[Data about app and page elements]
──────────
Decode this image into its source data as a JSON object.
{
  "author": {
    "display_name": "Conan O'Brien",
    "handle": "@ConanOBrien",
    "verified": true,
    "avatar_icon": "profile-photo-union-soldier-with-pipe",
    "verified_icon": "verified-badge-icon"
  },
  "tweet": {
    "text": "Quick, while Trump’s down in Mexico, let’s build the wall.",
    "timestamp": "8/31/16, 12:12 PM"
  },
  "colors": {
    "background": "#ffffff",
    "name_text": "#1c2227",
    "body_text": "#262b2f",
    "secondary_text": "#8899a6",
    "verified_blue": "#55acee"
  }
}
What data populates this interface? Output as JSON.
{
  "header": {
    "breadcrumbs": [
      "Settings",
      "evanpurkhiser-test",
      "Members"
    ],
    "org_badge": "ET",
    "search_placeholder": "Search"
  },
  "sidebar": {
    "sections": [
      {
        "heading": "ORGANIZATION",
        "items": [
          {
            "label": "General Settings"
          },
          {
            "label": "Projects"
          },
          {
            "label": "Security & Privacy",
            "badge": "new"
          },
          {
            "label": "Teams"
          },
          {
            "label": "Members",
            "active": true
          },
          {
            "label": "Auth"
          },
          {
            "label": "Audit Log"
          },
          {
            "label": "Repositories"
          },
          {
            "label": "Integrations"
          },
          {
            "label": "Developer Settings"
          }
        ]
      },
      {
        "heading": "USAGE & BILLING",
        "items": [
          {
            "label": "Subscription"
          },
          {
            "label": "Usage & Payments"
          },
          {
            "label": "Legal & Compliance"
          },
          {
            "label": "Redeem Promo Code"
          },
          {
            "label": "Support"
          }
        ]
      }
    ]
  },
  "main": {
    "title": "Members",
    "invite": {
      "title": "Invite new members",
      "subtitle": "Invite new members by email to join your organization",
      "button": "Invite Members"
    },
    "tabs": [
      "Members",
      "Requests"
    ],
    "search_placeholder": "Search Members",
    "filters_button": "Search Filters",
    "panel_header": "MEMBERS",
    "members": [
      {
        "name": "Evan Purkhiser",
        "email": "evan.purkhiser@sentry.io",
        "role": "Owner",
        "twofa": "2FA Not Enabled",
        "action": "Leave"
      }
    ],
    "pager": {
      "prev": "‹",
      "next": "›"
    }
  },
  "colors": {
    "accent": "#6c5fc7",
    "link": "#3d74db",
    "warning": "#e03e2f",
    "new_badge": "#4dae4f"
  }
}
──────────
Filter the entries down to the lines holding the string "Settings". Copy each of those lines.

      "Settings",
            "label": "General Settings"
            "label": "Developer Settings"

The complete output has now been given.